Last month when we were working with the Second Harvest Food Bank, one person, in particular, kept popping up in my mind, my Uncle Ben Hagler out in Nashville, TN.
He has worked with the Second Harvest Food Bank out in Tennessee for a number of years and I thought it would be such a great idea to talk to him about his experience with the organization and why he chooses to pour his heart and soul into this charity on a regular basis.
Below you will find his personal thoughts, pictures and an interview on his experiences and the phenomenal organization that the Second Harvest Food Bank has grown to be. I hope you enjoy his story as much as we did…
“Hunger is a worldwide problem and lives in all of our communities. It has no boundaries and impact the lives of 1 in 7 Americans. In Tennessee, where I live, 1 in 6 children go to bed hungry every night and more than a million Tennesseans are at risk of hunger everyday.
An organization working for hunger issues I discovered upon moving here several years ago, is the Second Harvest Food Bankof Middle Tennessee.
Operating since 1978, its mission has been to feed hungry people and solve hunger issues in our community by collecting, processing, inspecting and sorting food that would otherwise be wasted. This food is then distributed to local soup kitchens and homeless shelters serving the hungry throughout middle Tennessee.
I began working with Second Harvest Food Bank over four years ago as a volunteer in the warehouse inspecting and sorting food with other volunteers. This was strenuous but satisfying work.
I later discovered that the range of work the Second Harvest Food Bank was doing was much broader. There was the Culinary Arts Kitchen!
This Culinary Arts Kitchen, championed by a Chef and Sous-Chef and a staff of eager volunteers, were working hard to produce gourmet meals that were being prepared and served two days a week in their restaurant.
Having worked in a similar environment for years in Atlanta with Project Open Hand, preparing meals for people with AIDS and AIDS related illness, a kitchen was the place for me. Plus, at my age, the kitchen was more suited to my ability and energy level than lifting heavy boxes or food in the warehouse.
I soon began working as a volunteer in the Culinary Arts Kitchen.
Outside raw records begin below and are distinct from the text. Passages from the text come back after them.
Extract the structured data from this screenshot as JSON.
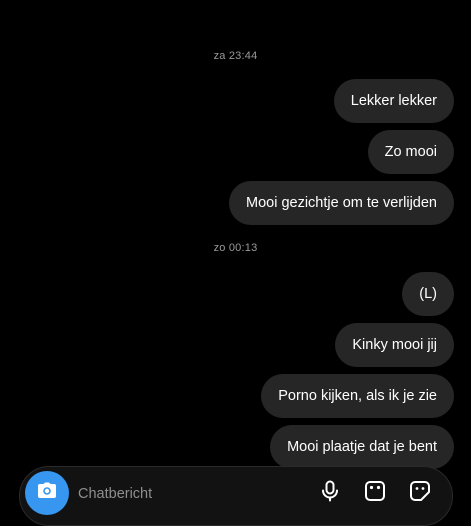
{
  "thread": {
    "groups": [
      {
        "timestamp": "za 23:44",
        "messages": [
          "Lekker lekker",
          "Zo mooi",
          "Mooi gezichtje om te verlijden"
        ]
      },
      {
        "timestamp": "zo 00:13",
        "messages": [
          "(L)",
          "Kinky mooi jij",
          "Porno kijken, als ik je zie",
          "Mooi plaatje dat je bent"
        ]
      }
    ]
  },
  "composer": {
    "placeholder": "Chatbericht",
    "icons": [
      "camera-icon",
      "microphone-icon",
      "gallery-icon",
      "sticker-icon"
    ],
    "camera_color": "#3797f0"
  },
  "colors": {
    "background": "#000000",
    "bubble": "#262626",
    "timestamp": "#9a9a9a"
  }
}
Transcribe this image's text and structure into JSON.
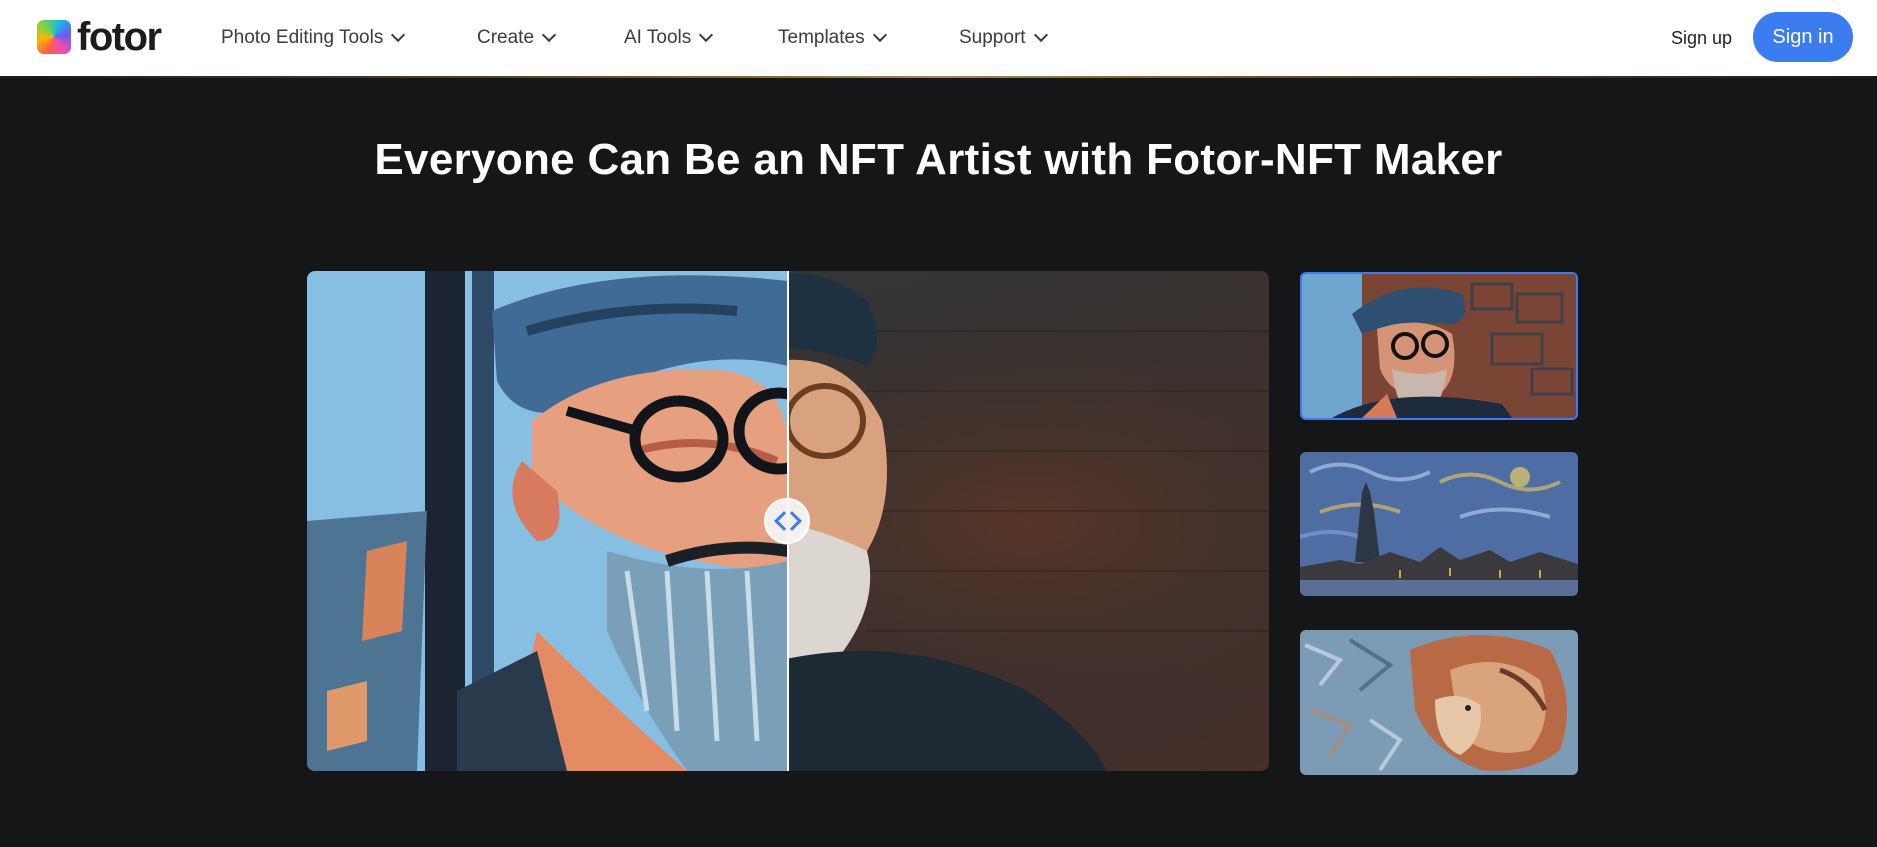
{
  "header": {
    "logo_text": "fotor",
    "nav": [
      {
        "label": "Photo Editing Tools",
        "has_dropdown": true
      },
      {
        "label": "Create",
        "has_dropdown": true
      },
      {
        "label": "AI Tools",
        "has_dropdown": true
      },
      {
        "label": "Templates",
        "has_dropdown": true
      },
      {
        "label": "Support",
        "has_dropdown": true
      }
    ],
    "signup_label": "Sign up",
    "signin_label": "Sign in"
  },
  "hero": {
    "title": "Everyone Can Be an NFT Artist with Fotor-NFT Maker"
  },
  "comparison": {
    "left_image": "old man painted NFT style",
    "right_image": "old man original photo",
    "handle_icon": "left-right-arrows-icon"
  },
  "thumbnails": [
    {
      "name": "old-man-nft",
      "selected": true
    },
    {
      "name": "statue-of-liberty-van-gogh",
      "selected": false
    },
    {
      "name": "lion-painted",
      "selected": false
    }
  ],
  "colors": {
    "accent": "#3b7cf1",
    "page_bg": "#151617",
    "header_bg": "#ffffff"
  }
}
We, in the Culinary Arts Kitchen, buy our own food rather than use donated food and prepare it to be served 2 days a week in our restaurant to people in the community. We also serve gourmet meals to the general public on Wednesdays and Fridays.
The Culinary Arts Kitchen is not a “food line” for the homeless, since that need is taken care of by local soup kitchens and shelters with food the Second Harvest Food Bank provides free. However, in the Culinary Arts Kitchen, our meals are paid for by the customer and all the money goes directly back into the operating funds of the Second Harvest Food Bank.
In addition to the meals served, we also provide food for breakfast and luncheon meetings in the Second Harvest Food Bank facility, as well as off-site catered events such as weddings, banquets and dinners in private homes.
All paid for by the customer and all going directly back into the operating funds of the Second Harvest Food Bank.
For me, it has been a gratifying experience to work alongside other volunteers once a week for the past 4 years. Plus, under the direction of our professionally trained Chef and Sous-Chef, I am also learning how to cook!
The problem of World Hunger is a problem we as humanity must commit ourselves to solve. It’s only a matter of choosing to shift our time, money and energy towards that end.
We are all in this together.”
Thank you SO much Uncle Ben for sharing your story with us. Love you! ~ Sue